_EXERCISE AIM_
Only lines holding the string "screenshot" are wanted; copy each one from the material.
Segment Start: PROVIDED RECORDS
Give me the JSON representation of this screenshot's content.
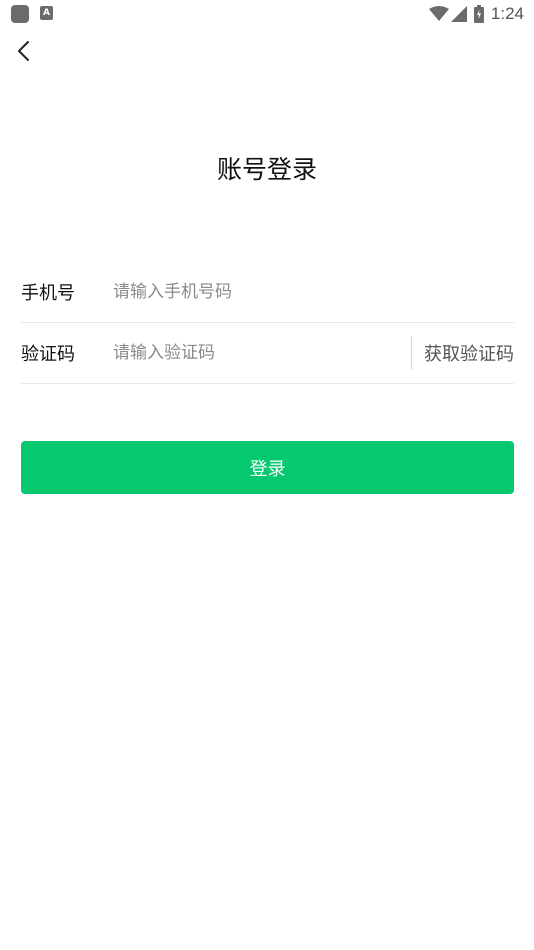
{
  "status_bar": {
    "time": "1:24",
    "left_icon_2_letter": "A",
    "icons": [
      "app-icon",
      "a-icon",
      "wifi-icon",
      "signal-icon",
      "battery-icon"
    ]
  },
  "header": {
    "back_icon": "chevron-left-icon",
    "title": "账号登录"
  },
  "form": {
    "phone": {
      "label": "手机号",
      "placeholder": "请输入手机号码",
      "value": ""
    },
    "code": {
      "label": "验证码",
      "placeholder": "请输入验证码",
      "value": "",
      "get_code_label": "获取验证码"
    }
  },
  "login_button": {
    "label": "登录",
    "color": "#06c96f"
  }
}
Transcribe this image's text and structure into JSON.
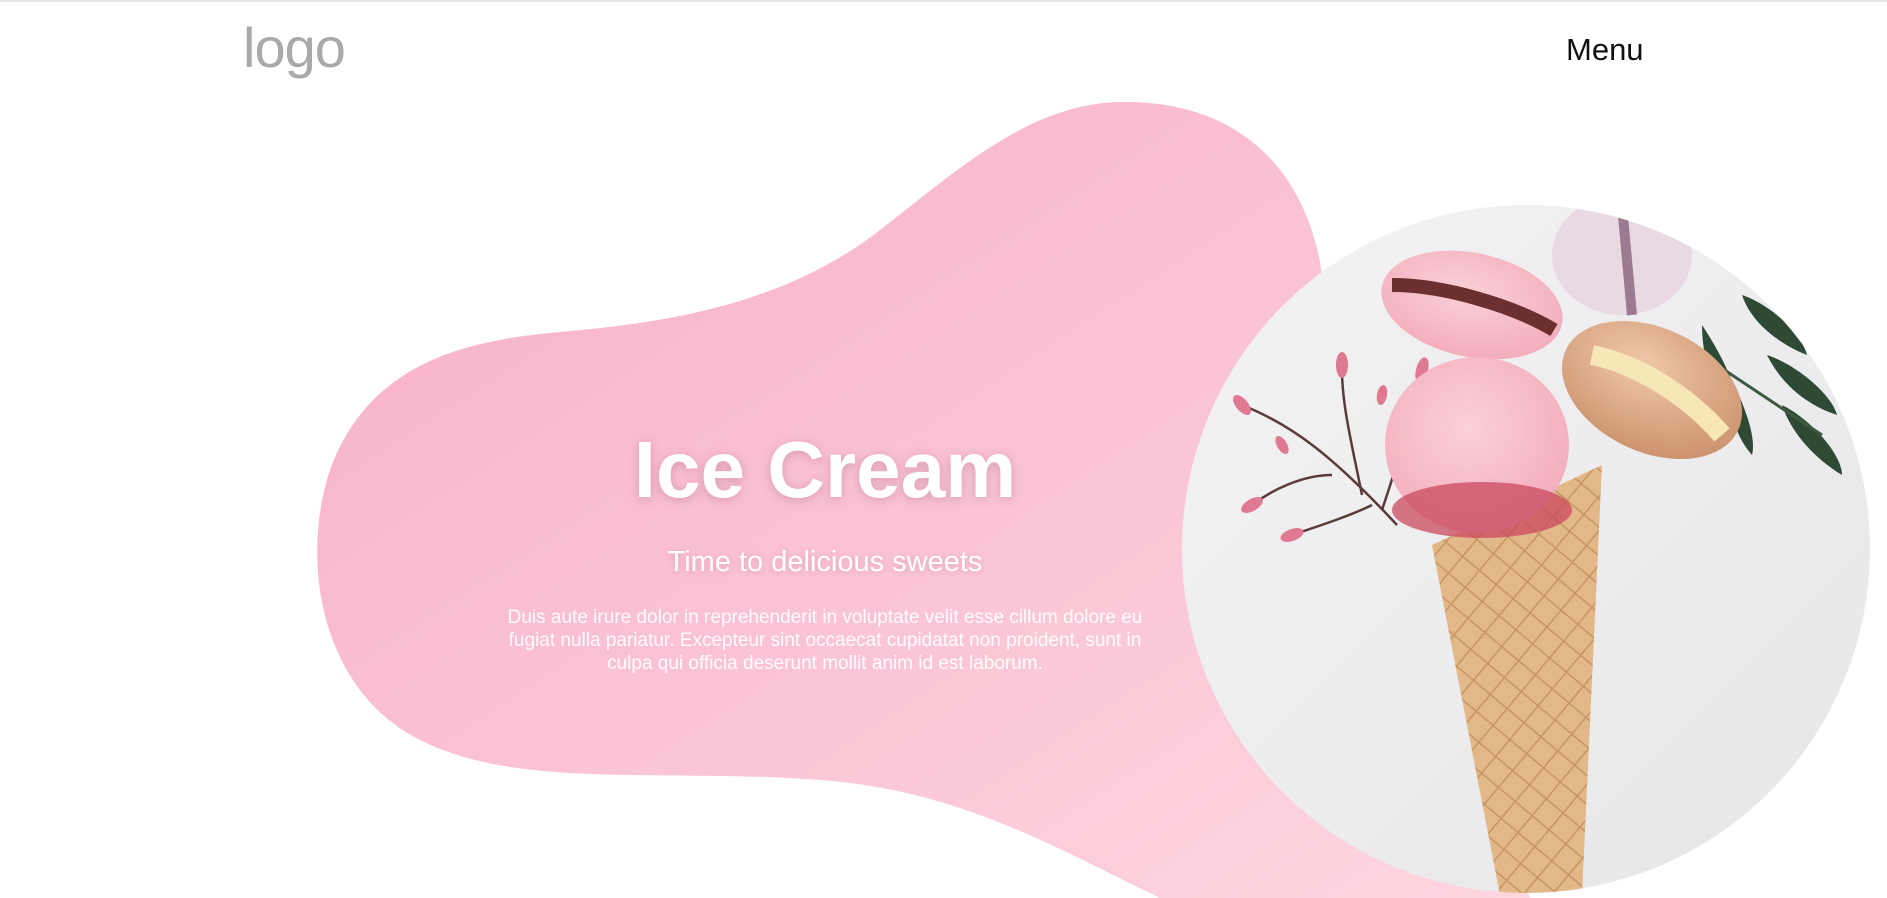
{
  "header": {
    "logo_text": "logo",
    "menu_label": "Menu"
  },
  "hero": {
    "title": "Ice Cream",
    "subtitle": "Time to delicious sweets",
    "body": "Duis aute irure dolor in reprehenderit in voluptate velit esse cillum dolore eu fugiat nulla pariatur. Excepteur sint occaecat cupidatat non proident, sunt in culpa qui officia deserunt mollit anim id est laborum."
  },
  "colors": {
    "blob_start": "#f8b4cb",
    "blob_end": "#fbd0dc",
    "logo": "#a9a9a9",
    "menu_text": "#111111",
    "hero_text": "#ffffff"
  },
  "image": {
    "subject": "ice-cream-cone-with-macarons-photo"
  }
}
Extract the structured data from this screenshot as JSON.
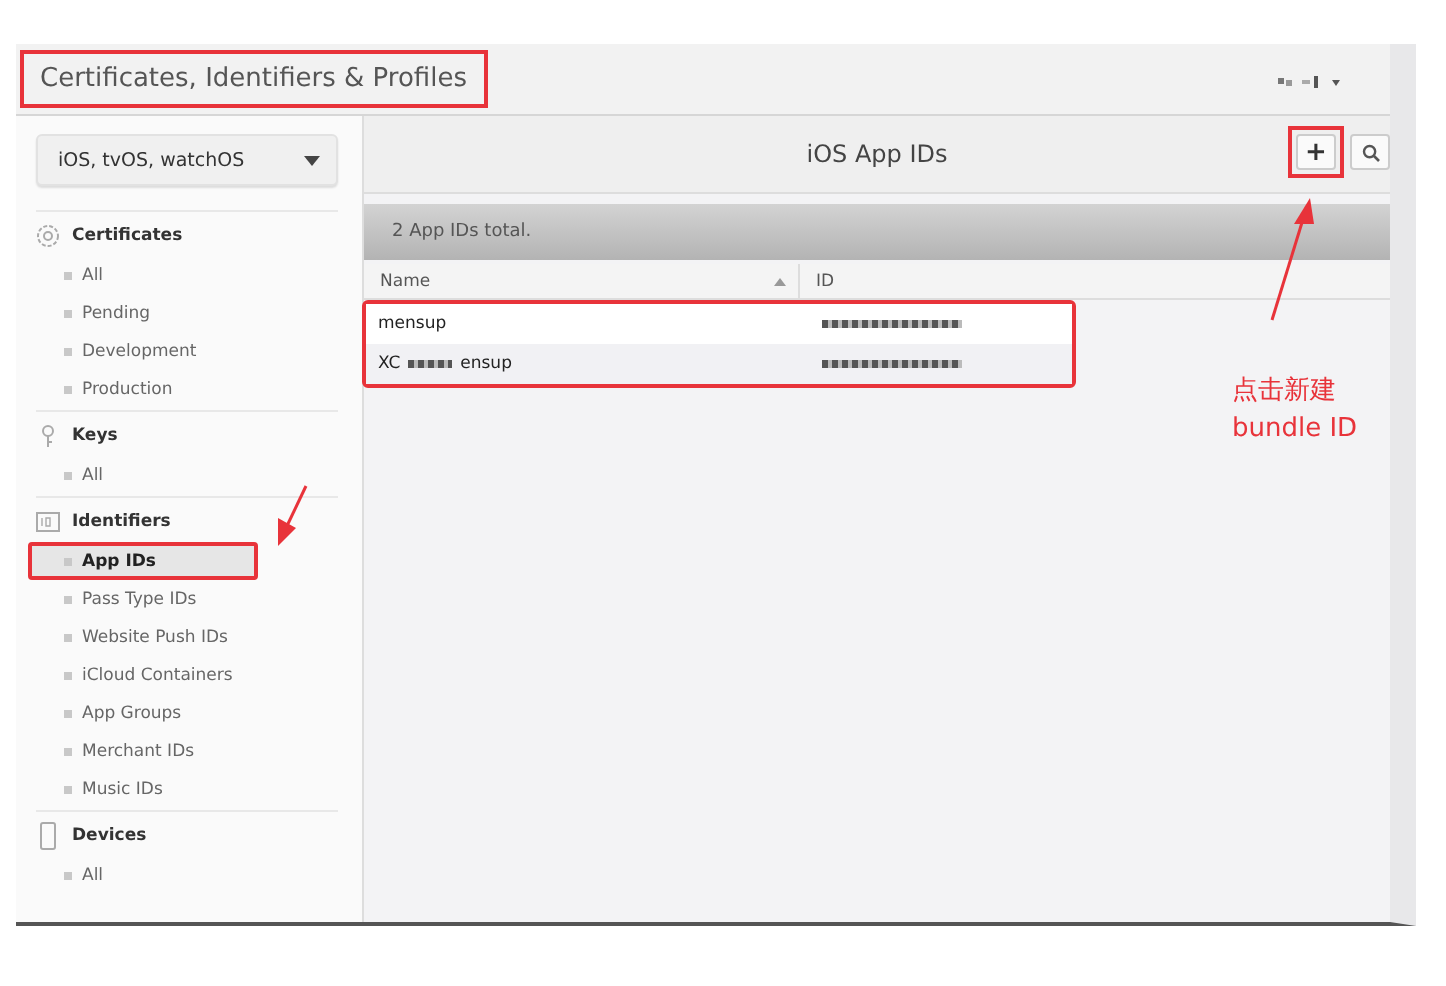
{
  "header": {
    "title": "Certificates, Identifiers & Profiles",
    "title_highlighted": true
  },
  "platform_dropdown": {
    "value": "iOS, tvOS, watchOS"
  },
  "sidebar": {
    "sections": [
      {
        "kind": "certificates",
        "title": "Certificates",
        "items": [
          {
            "label": "All",
            "selected": false,
            "highlighted": false
          },
          {
            "label": "Pending",
            "selected": false,
            "highlighted": false
          },
          {
            "label": "Development",
            "selected": false,
            "highlighted": false
          },
          {
            "label": "Production",
            "selected": false,
            "highlighted": false
          }
        ]
      },
      {
        "kind": "keys",
        "title": "Keys",
        "items": [
          {
            "label": "All",
            "selected": false,
            "highlighted": false
          }
        ]
      },
      {
        "kind": "identifiers",
        "title": "Identifiers",
        "items": [
          {
            "label": "App IDs",
            "selected": true,
            "highlighted": true
          },
          {
            "label": "Pass Type IDs",
            "selected": false,
            "highlighted": false
          },
          {
            "label": "Website Push IDs",
            "selected": false,
            "highlighted": false
          },
          {
            "label": "iCloud Containers",
            "selected": false,
            "highlighted": false
          },
          {
            "label": "App Groups",
            "selected": false,
            "highlighted": false
          },
          {
            "label": "Merchant IDs",
            "selected": false,
            "highlighted": false
          },
          {
            "label": "Music IDs",
            "selected": false,
            "highlighted": false
          }
        ]
      },
      {
        "kind": "devices",
        "title": "Devices",
        "items": [
          {
            "label": "All",
            "selected": false,
            "highlighted": false
          }
        ]
      }
    ]
  },
  "content": {
    "title": "iOS App IDs",
    "add_button": {
      "label": "+",
      "highlighted": true
    },
    "summary": "2  App IDs total.",
    "table": {
      "columns": [
        "Name",
        "ID"
      ],
      "rows_highlighted": true,
      "rows": [
        {
          "name": "mensup",
          "name_redacted": false,
          "name_suffix": ""
        },
        {
          "name": "XC",
          "name_redacted": true,
          "name_suffix": "ensup"
        }
      ]
    }
  },
  "annotation": {
    "callout": [
      "点击新建",
      "bundle ID"
    ]
  }
}
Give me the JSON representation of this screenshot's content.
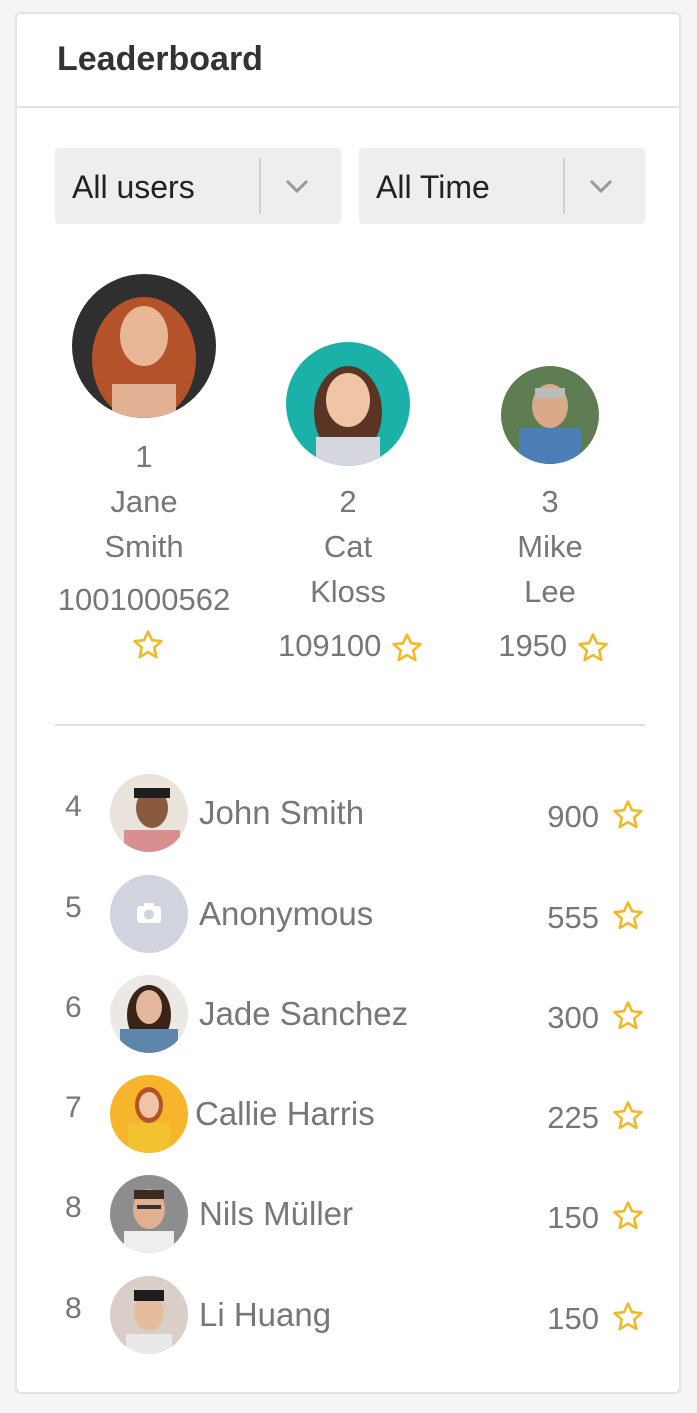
{
  "header": {
    "title": "Leaderboard"
  },
  "filters": {
    "users": {
      "value": "All users",
      "icon": "chevron-down-icon"
    },
    "period": {
      "value": "All Time",
      "icon": "chevron-down-icon"
    }
  },
  "colors": {
    "star": "#f3b823",
    "text": "#777777",
    "accent_teal": "#1bb0a8"
  },
  "top3": [
    {
      "rank": "1",
      "first": "Jane",
      "last": "Smith",
      "score": "1001000562"
    },
    {
      "rank": "2",
      "first": "Cat",
      "last": "Kloss",
      "score": "109100"
    },
    {
      "rank": "3",
      "first": "Mike",
      "last": "Lee",
      "score": "1950"
    }
  ],
  "rows": [
    {
      "rank": "4",
      "name": "John Smith",
      "score": "900"
    },
    {
      "rank": "5",
      "name": "Anonymous",
      "score": "555"
    },
    {
      "rank": "6",
      "name": "Jade Sanchez",
      "score": "300"
    },
    {
      "rank": "7",
      "name": "Callie Harris",
      "score": "225"
    },
    {
      "rank": "8",
      "name": "Nils Müller",
      "score": "150"
    },
    {
      "rank": "8",
      "name": "Li Huang",
      "score": "150"
    }
  ]
}
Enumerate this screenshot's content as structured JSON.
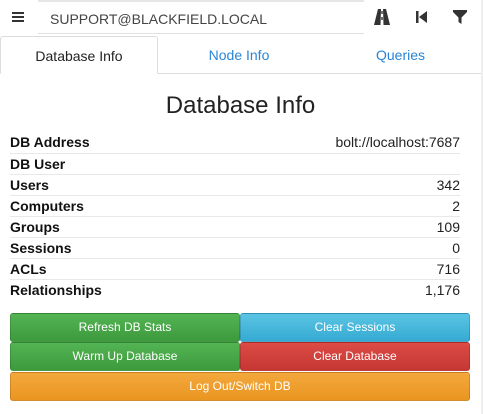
{
  "search": {
    "value": "SUPPORT@BLACKFIELD.LOCAL",
    "placeholder": ""
  },
  "toolbar": {
    "icons": [
      "menu-icon",
      "road-icon",
      "back-to-start-icon",
      "filter-icon"
    ]
  },
  "tabs": [
    {
      "label": "Database Info",
      "active": true
    },
    {
      "label": "Node Info",
      "active": false
    },
    {
      "label": "Queries",
      "active": false
    }
  ],
  "page": {
    "title": "Database Info"
  },
  "stats": [
    {
      "label": "DB Address",
      "value": "bolt://localhost:7687"
    },
    {
      "label": "DB User",
      "value": ""
    },
    {
      "label": "Users",
      "value": "342"
    },
    {
      "label": "Computers",
      "value": "2"
    },
    {
      "label": "Groups",
      "value": "109"
    },
    {
      "label": "Sessions",
      "value": "0"
    },
    {
      "label": "ACLs",
      "value": "716"
    },
    {
      "label": "Relationships",
      "value": "1,176"
    }
  ],
  "buttons": {
    "refresh": "Refresh DB Stats",
    "clear_sessions": "Clear Sessions",
    "warm_up": "Warm Up Database",
    "clear_db": "Clear Database",
    "logout": "Log Out/Switch DB"
  },
  "colors": {
    "link": "#2a85d6",
    "green": "#46a546",
    "blue": "#45b7dc",
    "red": "#d2413c",
    "orange": "#ef9e2c"
  }
}
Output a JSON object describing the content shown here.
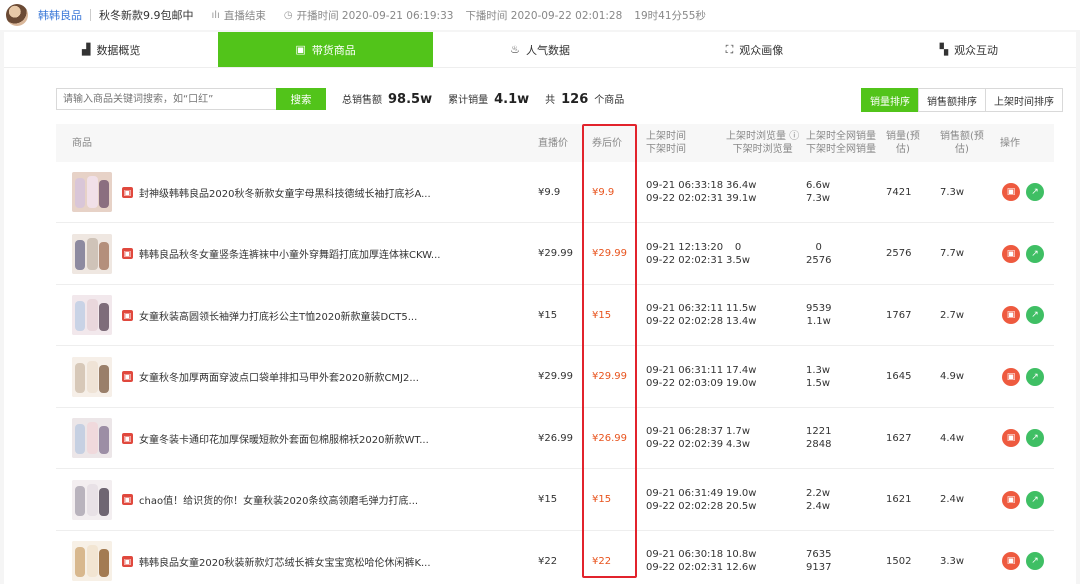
{
  "header": {
    "shop_name": "韩韩良品",
    "live_title": "秋冬新款9.9包邮中",
    "status": "直播结束",
    "start_label": "开播时间 2020-09-21 06:19:33",
    "end_label": "下播时间 2020-09-22 02:01:28",
    "duration": "19时41分55秒"
  },
  "nav": [
    {
      "label": "数据概览",
      "icon": "bar-chart-icon"
    },
    {
      "label": "带货商品",
      "icon": "shopping-bag-icon"
    },
    {
      "label": "人气数据",
      "icon": "fire-icon"
    },
    {
      "label": "观众画像",
      "icon": "portrait-icon"
    },
    {
      "label": "观众互动",
      "icon": "chat-icon"
    }
  ],
  "search": {
    "placeholder": "请输入商品关键词搜索，如“口红”",
    "button": "搜索"
  },
  "stats": {
    "sales_amount_label": "总销售额",
    "sales_amount": "98.5w",
    "total_sales_label": "累计销量",
    "total_sales": "4.1w",
    "count_prefix": "共",
    "count": "126",
    "count_suffix": "个商品"
  },
  "sort": [
    "销量排序",
    "销售额排序",
    "上架时间排序"
  ],
  "table": {
    "headers": {
      "product": "商品",
      "live_price": "直播价",
      "after_coupon": "券后价",
      "time_1": "上架时间",
      "time_2": "下架时间",
      "views_1": "上架时浏览量",
      "views_2": "下架时浏览量",
      "net_1": "上架时全网销量",
      "net_2": "下架时全网销量",
      "sales_1": "销量(预",
      "sales_2": "估)",
      "amount_1": "销售额(预",
      "amount_2": "估)",
      "op": "操作"
    },
    "rows": [
      {
        "name": "封神级韩韩良品2020秋冬新款女童字母黑科技德绒长袖打底衫A...",
        "live_price": "¥9.9",
        "after": "¥9.9",
        "on_time": "09-21 06:33:18",
        "off_time": "09-22 02:02:31",
        "views_on": "36.4w",
        "views_off": "39.1w",
        "net_on": "6.6w",
        "net_off": "7.3w",
        "sales": "7421",
        "amount": "7.3w"
      },
      {
        "name": "韩韩良品秋冬女童竖条连裤袜中小童外穿舞蹈打底加厚连体袜CKW...",
        "live_price": "¥29.99",
        "after": "¥29.99",
        "on_time": "09-21 12:13:20",
        "off_time": "09-22 02:02:31",
        "views_on": "0",
        "views_off": "3.5w",
        "net_on": "0",
        "net_off": "2576",
        "sales": "2576",
        "amount": "7.7w"
      },
      {
        "name": "女童秋装高圆领长袖弹力打底衫公主T恤2020新款童装DCT5...",
        "live_price": "¥15",
        "after": "¥15",
        "on_time": "09-21 06:32:11",
        "off_time": "09-22 02:02:28",
        "views_on": "11.5w",
        "views_off": "13.4w",
        "net_on": "9539",
        "net_off": "1.1w",
        "sales": "1767",
        "amount": "2.7w"
      },
      {
        "name": "女童秋冬加厚两面穿波点口袋单排扣马甲外套2020新款CMJ2...",
        "live_price": "¥29.99",
        "after": "¥29.99",
        "on_time": "09-21 06:31:11",
        "off_time": "09-22 02:03:09",
        "views_on": "17.4w",
        "views_off": "19.0w",
        "net_on": "1.3w",
        "net_off": "1.5w",
        "sales": "1645",
        "amount": "4.9w"
      },
      {
        "name": "女童冬装卡通印花加厚保暖短款外套面包棉服棉袄2020新款WT...",
        "live_price": "¥26.99",
        "after": "¥26.99",
        "on_time": "09-21 06:28:37",
        "off_time": "09-22 02:02:39",
        "views_on": "1.7w",
        "views_off": "4.3w",
        "net_on": "1221",
        "net_off": "2848",
        "sales": "1627",
        "amount": "4.4w"
      },
      {
        "name": "chao值！给识货的你！女童秋装2020条纹高领磨毛弹力打底...",
        "live_price": "¥15",
        "after": "¥15",
        "on_time": "09-21 06:31:49",
        "off_time": "09-22 02:02:28",
        "views_on": "19.0w",
        "views_off": "20.5w",
        "net_on": "2.2w",
        "net_off": "2.4w",
        "sales": "1621",
        "amount": "2.4w"
      },
      {
        "name": "韩韩良品女童2020秋装新款灯芯绒长裤女宝宝宽松哈伦休闲裤K...",
        "live_price": "¥22",
        "after": "¥22",
        "on_time": "09-21 06:30:18",
        "off_time": "09-22 02:02:31",
        "views_on": "10.8w",
        "views_off": "12.6w",
        "net_on": "7635",
        "net_off": "9137",
        "sales": "1502",
        "amount": "3.3w"
      }
    ]
  },
  "colors": {
    "accent": "#52c41a",
    "price": "#e8541e",
    "highlight": "#e2232c"
  }
}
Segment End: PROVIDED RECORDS
_RESULT OF THIS TASK_
Give me the JSON representation of this screenshot's content.
Extract the structured data from this screenshot as JSON.
Give me the JSON representation of this screenshot's content.
Enumerate this screenshot's content as structured JSON.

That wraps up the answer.